TEM-8 Sample(2)
日期: 2010-09-11 附件下载:
ping change that occurred during the 1970s in the economic and social status of women.  As hordes of them left home for the workplace and shed their own protected position as child-wives, according to Winn, the effect of child rearing was cataclysmic.  In practical terms, kids were left with far less supervision.  But something much more basic happened as well.  Newly emancipated women began to feel that it was no longer fair to demand submission and deference from their offspring -- or to deny them full access to information about life's confusing realities.

Such treatment was well intentioned.  But, as Winn documents, "new-era child rearing" -- in which the child is enlisted as an equal partner in his own upbringing -- has turned out to be a disaster.  Children do not prosper when treated as adults.  Instead, what they require to accomplish their important tasks of learning and exploration and play is the security of dependency, of their inherent inequality.

While the social forces that have transformed family life are probably irreversible, some measures, Winn suggests, can be taken to keep children from learning too much too soon.  Couples who are bent primarily on self-fulfilment or high-powered careers would do well to think twice about producing offspring at all.  Those who do become parents should be willing to take an authoritative position in the family and to sacrifice their own time for supervision of the kids.

Youngsters between the ages of 6 to 12, Winn emphasizes, require just as much time and attention as toddlers.  She also urges parents to repress, gently, their children's sexuality by withholding information and maintaining discipline -- not out of prudery, but becarse young people whose innocence is prolonged will devote most energy to learning and play, skills that ultimately lead to creativity and achievement.  And in the meantime, they can enjoy the blessing of a real childhood.


First read the questions.


29. The uncultivated part of the arable land in Saudi Arabia is _____

A. 9,000 sq.km. B. 15,000 sq.km. C. 6,000 sq. km. D. 242,000 sq.km.


30. Saudi farmers' success in agriculture can be attributed to all the following factors EXCEPT _____

A. abundant ground-water reserves.
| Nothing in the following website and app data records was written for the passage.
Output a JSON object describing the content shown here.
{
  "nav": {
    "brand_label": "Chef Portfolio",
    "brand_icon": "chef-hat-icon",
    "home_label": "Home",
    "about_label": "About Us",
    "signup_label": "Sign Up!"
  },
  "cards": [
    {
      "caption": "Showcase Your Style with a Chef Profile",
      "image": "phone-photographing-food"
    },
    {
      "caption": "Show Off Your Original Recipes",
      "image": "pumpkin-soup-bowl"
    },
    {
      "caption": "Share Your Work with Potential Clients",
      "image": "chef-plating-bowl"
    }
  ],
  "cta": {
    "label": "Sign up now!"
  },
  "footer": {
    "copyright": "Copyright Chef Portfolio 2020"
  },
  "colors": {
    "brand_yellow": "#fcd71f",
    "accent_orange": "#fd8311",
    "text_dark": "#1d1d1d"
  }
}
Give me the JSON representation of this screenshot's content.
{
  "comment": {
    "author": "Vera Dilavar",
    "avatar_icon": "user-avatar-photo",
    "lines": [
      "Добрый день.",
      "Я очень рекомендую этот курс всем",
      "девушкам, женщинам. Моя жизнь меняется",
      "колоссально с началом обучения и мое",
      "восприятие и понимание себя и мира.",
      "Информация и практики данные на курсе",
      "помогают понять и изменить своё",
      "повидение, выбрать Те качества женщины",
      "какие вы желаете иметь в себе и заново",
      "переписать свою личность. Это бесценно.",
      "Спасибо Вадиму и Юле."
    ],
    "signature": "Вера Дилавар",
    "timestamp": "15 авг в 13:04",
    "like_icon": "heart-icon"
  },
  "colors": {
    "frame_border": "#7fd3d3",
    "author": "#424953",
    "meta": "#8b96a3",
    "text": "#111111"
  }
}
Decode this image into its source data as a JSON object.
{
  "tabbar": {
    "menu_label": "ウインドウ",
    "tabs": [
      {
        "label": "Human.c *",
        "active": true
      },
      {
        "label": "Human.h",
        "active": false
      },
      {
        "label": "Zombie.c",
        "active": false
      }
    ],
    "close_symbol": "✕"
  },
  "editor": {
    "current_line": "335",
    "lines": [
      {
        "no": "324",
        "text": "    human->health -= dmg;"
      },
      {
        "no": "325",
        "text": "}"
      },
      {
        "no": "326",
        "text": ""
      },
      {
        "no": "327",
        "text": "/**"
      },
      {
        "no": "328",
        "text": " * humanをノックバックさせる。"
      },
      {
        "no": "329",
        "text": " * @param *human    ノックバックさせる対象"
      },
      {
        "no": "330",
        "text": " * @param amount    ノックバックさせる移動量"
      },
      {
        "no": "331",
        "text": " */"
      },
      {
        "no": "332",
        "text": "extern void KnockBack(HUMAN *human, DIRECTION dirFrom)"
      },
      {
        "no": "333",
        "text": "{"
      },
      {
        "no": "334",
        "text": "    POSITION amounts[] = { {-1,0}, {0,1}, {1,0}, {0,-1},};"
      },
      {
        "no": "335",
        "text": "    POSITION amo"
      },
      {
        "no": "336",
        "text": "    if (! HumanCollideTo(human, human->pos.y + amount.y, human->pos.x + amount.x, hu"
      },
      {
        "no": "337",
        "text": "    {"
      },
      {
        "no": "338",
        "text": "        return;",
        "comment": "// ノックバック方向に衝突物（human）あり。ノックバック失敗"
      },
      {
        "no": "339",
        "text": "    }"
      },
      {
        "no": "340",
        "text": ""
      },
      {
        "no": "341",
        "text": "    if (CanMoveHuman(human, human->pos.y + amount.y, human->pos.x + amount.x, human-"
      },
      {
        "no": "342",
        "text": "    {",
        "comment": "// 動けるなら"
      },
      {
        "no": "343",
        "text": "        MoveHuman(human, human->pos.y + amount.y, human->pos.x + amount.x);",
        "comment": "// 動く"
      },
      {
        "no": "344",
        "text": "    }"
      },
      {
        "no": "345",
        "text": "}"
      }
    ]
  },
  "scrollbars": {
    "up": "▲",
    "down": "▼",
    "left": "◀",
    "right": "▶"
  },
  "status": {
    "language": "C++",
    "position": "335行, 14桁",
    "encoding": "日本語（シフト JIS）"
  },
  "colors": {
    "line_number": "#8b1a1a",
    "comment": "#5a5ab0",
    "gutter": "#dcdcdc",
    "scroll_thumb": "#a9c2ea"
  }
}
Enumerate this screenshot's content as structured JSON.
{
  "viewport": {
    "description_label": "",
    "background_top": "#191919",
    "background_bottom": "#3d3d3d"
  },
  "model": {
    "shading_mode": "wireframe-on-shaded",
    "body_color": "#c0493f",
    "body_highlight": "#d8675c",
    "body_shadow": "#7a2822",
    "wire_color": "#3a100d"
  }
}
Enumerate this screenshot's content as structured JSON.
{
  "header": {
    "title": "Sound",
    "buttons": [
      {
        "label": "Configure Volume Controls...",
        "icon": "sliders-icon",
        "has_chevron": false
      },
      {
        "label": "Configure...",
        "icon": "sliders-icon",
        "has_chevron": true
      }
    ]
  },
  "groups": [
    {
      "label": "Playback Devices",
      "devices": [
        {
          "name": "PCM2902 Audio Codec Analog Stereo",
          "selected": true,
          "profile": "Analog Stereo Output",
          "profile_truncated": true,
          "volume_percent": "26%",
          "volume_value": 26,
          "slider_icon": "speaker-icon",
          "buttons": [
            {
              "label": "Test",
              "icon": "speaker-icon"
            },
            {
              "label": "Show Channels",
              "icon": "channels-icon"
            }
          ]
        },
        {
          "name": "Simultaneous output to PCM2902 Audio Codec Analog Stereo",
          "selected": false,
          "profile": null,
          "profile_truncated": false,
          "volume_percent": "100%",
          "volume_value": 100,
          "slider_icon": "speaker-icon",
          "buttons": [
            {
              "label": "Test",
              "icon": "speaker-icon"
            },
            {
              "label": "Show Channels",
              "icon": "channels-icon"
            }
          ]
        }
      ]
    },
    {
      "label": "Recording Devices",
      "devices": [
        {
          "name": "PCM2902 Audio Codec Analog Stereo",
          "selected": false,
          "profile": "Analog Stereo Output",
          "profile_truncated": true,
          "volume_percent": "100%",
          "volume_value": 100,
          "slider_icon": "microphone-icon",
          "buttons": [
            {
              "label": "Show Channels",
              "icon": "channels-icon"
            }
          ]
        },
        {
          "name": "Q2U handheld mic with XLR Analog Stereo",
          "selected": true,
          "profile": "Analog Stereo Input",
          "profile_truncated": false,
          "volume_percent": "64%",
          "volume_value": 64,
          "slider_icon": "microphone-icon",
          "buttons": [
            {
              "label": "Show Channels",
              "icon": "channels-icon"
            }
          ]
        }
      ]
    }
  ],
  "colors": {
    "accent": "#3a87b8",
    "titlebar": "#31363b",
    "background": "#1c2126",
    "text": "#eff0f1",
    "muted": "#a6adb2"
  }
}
B. Government's heavy subsidization.

C. interest-free loans from the bank. D. Government's investment in agriculture.


Now, go through the text quickly and answer the questions.

Few people think of Saudi Arabia as a farm country, but agricultural production reached 1.5 billion last year and is on the rise.  Tomatoes, squash, potatoes and lettuce are grown in the desert, and there are large fields of wheat.  In many cases the